Poems are spoken, heard, felt, perhaps forgotten. Or in some instances, the words find their way onto a page that yellows, becomes brittle, and decays. You may spend three sleepless nights stringing 800 carnations for a one night event. Plays take shape for a few nights on a stage, and then the set is torn down, the props and flats packed up to build some other reality later. The dialogue and nature of the character lives on in the actor only as long as the next role they play.
Performance is constantly changing as it is being created, and even as it has its run. It is fleeting. Miss it, and well, you've missed it. Entirely. There's no file recovery for missing the opportunity to see your friend Nick perform with his band because you opted to sit on the sofa and eat Oreos instead.
Yesterday a student in one of our classes lost all of her work. We've written self-portrait poems, and for the past week or so have created animations of the lines using iStopMotion on iPads. She deleted, accidentally, or possibly on purpose, all of the animation she created. Tears welled up with the realization that all of her work was gone. She left the room, collected her courage somewhere in the hallway, and returned to redraw. She learned one of the hard lessons of creating. Hearing "It will all be alright," or "I appreciate that you've gotten back to work," doesn't really help when you're mourning a loss. You're alone with empty hands. We'll discuss what happens when you lose all your work in class on Tuesday when some time has passed.

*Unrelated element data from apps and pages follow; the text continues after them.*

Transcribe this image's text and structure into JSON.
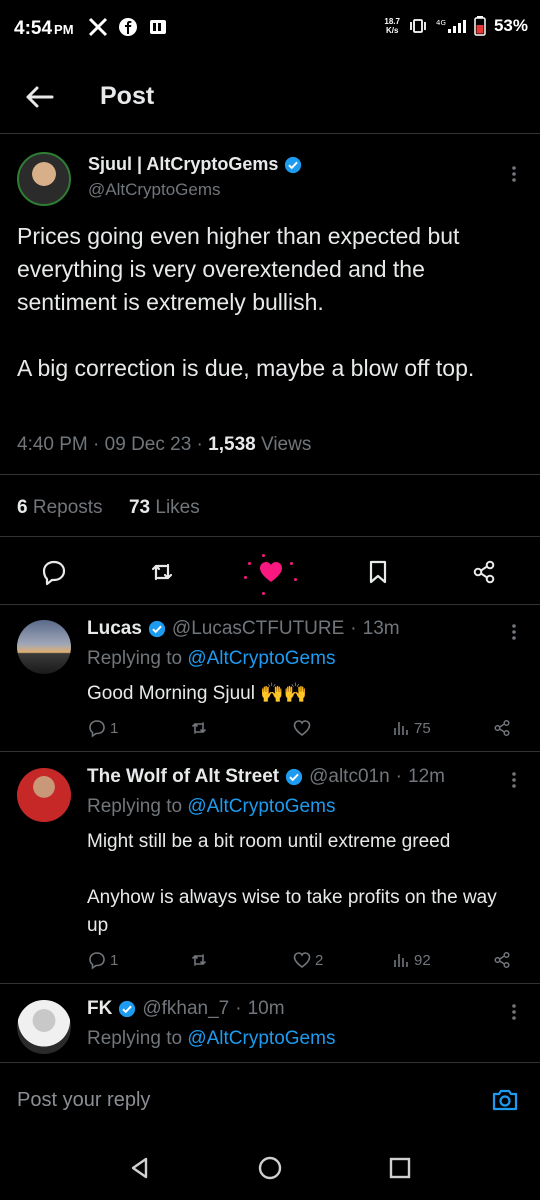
{
  "status_bar": {
    "time": "4:54",
    "ampm": "PM",
    "speed_top": "18.7",
    "speed_bottom": "K/s",
    "battery": "53%",
    "icons": [
      "x-logo-icon",
      "facebook-icon",
      "gallery-icon",
      "vibrate-icon",
      "4g-signal-icon",
      "battery-icon"
    ]
  },
  "header": {
    "title": "Post"
  },
  "main_tweet": {
    "name": "Sjuul | AltCryptoGems",
    "handle": "@AltCryptoGems",
    "text": "Prices going even higher than expected but everything is very overextended and the sentiment is extremely bullish.\n\nA big correction is due, maybe a blow off top.",
    "time": "4:40 PM",
    "date": "09 Dec 23",
    "views_count": "1,538",
    "views_label": "Views",
    "reposts_count": "6",
    "reposts_label": "Reposts",
    "likes_count": "73",
    "likes_label": "Likes",
    "like_color": "#f91880",
    "verified_color": "#1d9bf0"
  },
  "replies": [
    {
      "name": "Lucas",
      "handle": "@LucasCTFUTURE",
      "time": "13m",
      "replying_prefix": "Replying to ",
      "replying_to": "@AltCryptoGems",
      "text": "Good Morning Sjuul 🙌🙌",
      "reply_count": "1",
      "repost_count": "",
      "like_count": "",
      "view_count": "75"
    },
    {
      "name": "The Wolf of Alt Street",
      "handle": "@altc01n",
      "time": "12m",
      "replying_prefix": "Replying to ",
      "replying_to": "@AltCryptoGems",
      "text": "Might still be a bit room until extreme greed\n\nAnyhow is always wise to take profits on the way up",
      "reply_count": "1",
      "repost_count": "",
      "like_count": "2",
      "view_count": "92"
    },
    {
      "name": "FK",
      "handle": "@fkhan_7",
      "time": "10m",
      "replying_prefix": "Replying to ",
      "replying_to": "@AltCryptoGems"
    }
  ],
  "reply_bar": {
    "placeholder": "Post your reply"
  }
}
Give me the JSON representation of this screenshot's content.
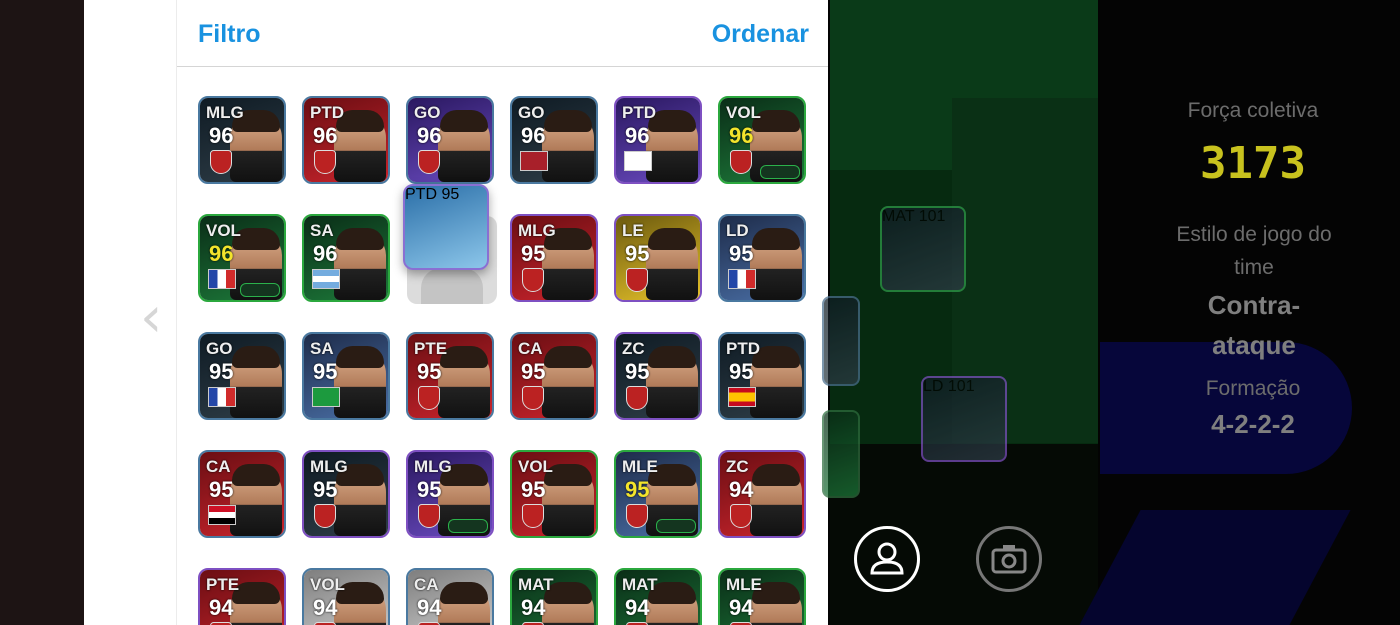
{
  "header": {
    "filter_label": "Filtro",
    "sort_label": "Ordenar"
  },
  "players": [
    {
      "pos": "MLG",
      "rating": "96",
      "bg": "bg-dark",
      "border": "b-blue",
      "badge": "crest"
    },
    {
      "pos": "PTD",
      "rating": "96",
      "bg": "bg-red",
      "border": "b-blue",
      "badge": "crest"
    },
    {
      "pos": "GO",
      "rating": "96",
      "bg": "bg-purple",
      "border": "b-blue",
      "badge": "crest"
    },
    {
      "pos": "GO",
      "rating": "96",
      "bg": "bg-dark",
      "border": "b-blue",
      "badge": "ma"
    },
    {
      "pos": "PTD",
      "rating": "96",
      "bg": "bg-purple",
      "border": "b-purple",
      "badge": "en"
    },
    {
      "pos": "VOL",
      "rating": "96",
      "bg": "bg-green",
      "border": "b-green",
      "badge": "crest",
      "gold": true,
      "tag": true
    },
    {
      "pos": "VOL",
      "rating": "96",
      "bg": "bg-green",
      "border": "b-green",
      "badge": "fr",
      "gold": true,
      "tag": true
    },
    {
      "pos": "SA",
      "rating": "96",
      "bg": "bg-green",
      "border": "b-green",
      "badge": "ar"
    },
    {
      "pos": "MLG",
      "rating": "95",
      "bg": "bg-red",
      "border": "b-purple",
      "badge": "crest"
    },
    {
      "pos": "LE",
      "rating": "95",
      "bg": "bg-yellow",
      "border": "b-purple",
      "badge": "crest"
    },
    {
      "pos": "LD",
      "rating": "95",
      "bg": "bg-blue",
      "border": "b-blue",
      "badge": "fr"
    },
    {
      "pos": "GO",
      "rating": "95",
      "bg": "bg-dark",
      "border": "b-blue",
      "badge": "fr"
    },
    {
      "pos": "SA",
      "rating": "95",
      "bg": "bg-blue",
      "border": "b-blue",
      "badge": "br"
    },
    {
      "pos": "PTE",
      "rating": "95",
      "bg": "bg-red",
      "border": "b-blue",
      "badge": "crest"
    },
    {
      "pos": "CA",
      "rating": "95",
      "bg": "bg-red",
      "border": "b-blue",
      "badge": "crest"
    },
    {
      "pos": "ZC",
      "rating": "95",
      "bg": "bg-dark",
      "border": "b-purple",
      "badge": "crest"
    },
    {
      "pos": "PTD",
      "rating": "95",
      "bg": "bg-dark",
      "border": "b-blue",
      "badge": "es"
    },
    {
      "pos": "CA",
      "rating": "95",
      "bg": "bg-red",
      "border": "b-blue",
      "badge": "eg"
    },
    {
      "pos": "MLG",
      "rating": "95",
      "bg": "bg-dark",
      "border": "b-purple",
      "badge": "crest"
    },
    {
      "pos": "MLG",
      "rating": "95",
      "bg": "bg-purple",
      "border": "b-purple",
      "badge": "crest",
      "tag": true
    },
    {
      "pos": "VOL",
      "rating": "95",
      "bg": "bg-red",
      "border": "b-green",
      "badge": "crest"
    },
    {
      "pos": "MLE",
      "rating": "95",
      "bg": "bg-blue",
      "border": "b-green",
      "badge": "crest",
      "gold": true,
      "tag": true
    },
    {
      "pos": "ZC",
      "rating": "94",
      "bg": "bg-red",
      "border": "b-purple",
      "badge": "crest"
    },
    {
      "pos": "PTE",
      "rating": "94",
      "bg": "bg-red",
      "border": "b-purple",
      "badge": "crest"
    },
    {
      "pos": "VOL",
      "rating": "94",
      "bg": "bg-grey",
      "border": "b-blue",
      "badge": "crest"
    },
    {
      "pos": "CA",
      "rating": "94",
      "bg": "bg-grey",
      "border": "b-blue",
      "badge": "crest"
    },
    {
      "pos": "MAT",
      "rating": "94",
      "bg": "bg-green",
      "border": "b-green",
      "badge": "crest"
    },
    {
      "pos": "MAT",
      "rating": "94",
      "bg": "bg-green",
      "border": "b-green",
      "badge": "crest"
    },
    {
      "pos": "MLE",
      "rating": "94",
      "bg": "bg-green",
      "border": "b-green",
      "badge": "crest"
    }
  ],
  "dragging_player": {
    "pos": "PTD",
    "rating": "95",
    "badge": "ar"
  },
  "pitch_players": [
    {
      "pos": "MAT",
      "rating": "101"
    },
    {
      "pos": "LD",
      "rating": "101"
    }
  ],
  "team": {
    "strength_label": "Força coletiva",
    "strength_value": "3173",
    "style_label": "Estilo de jogo do time",
    "style_value": "Contra-ataque",
    "formation_label": "Formação",
    "formation_value": "4-2-2-2"
  },
  "icons": {
    "back": "chevron-left-icon",
    "player": "person-icon",
    "camera": "camera-icon"
  },
  "colors": {
    "accent": "#1992e0",
    "strength": "#c8c21e",
    "gold_rating": "#f3e42c"
  }
}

We've experienced all sorts of "All of my files are gone!" in this residency as well. The iPads have a function engaged on them that allows the user to delete files by shaking the device as you might shake an Etch-a-Sketch. It first prompts the user with "Are you sure you want to delete all files?" but short attention spans, or a desire to have a virtual dog gobble it all up, often ends in a click of the "yes." Then regret. Or delight, depending. Some people like starting from scratch. Others think deleting it all will be an excuse to get out of rewriting. That's a whole other lesson.
When the cat pees on your painting (this happened to me once - a critic!), or you break a bit of pottery, or even burn up your origami, you have pieces and parts (or ash) to work from, but when you work digitally, what is left? File recovery, if you're lucky.
All creation is ephemeral. Whatever you make will be gone through decay, erosion, explosions, deletion, including you and your beloved patterns, someday. Hit save all you want, you're on your way out. For now, go out in the hallway to find your courage to come back. Do something, anything, to add rather than subtract before you go.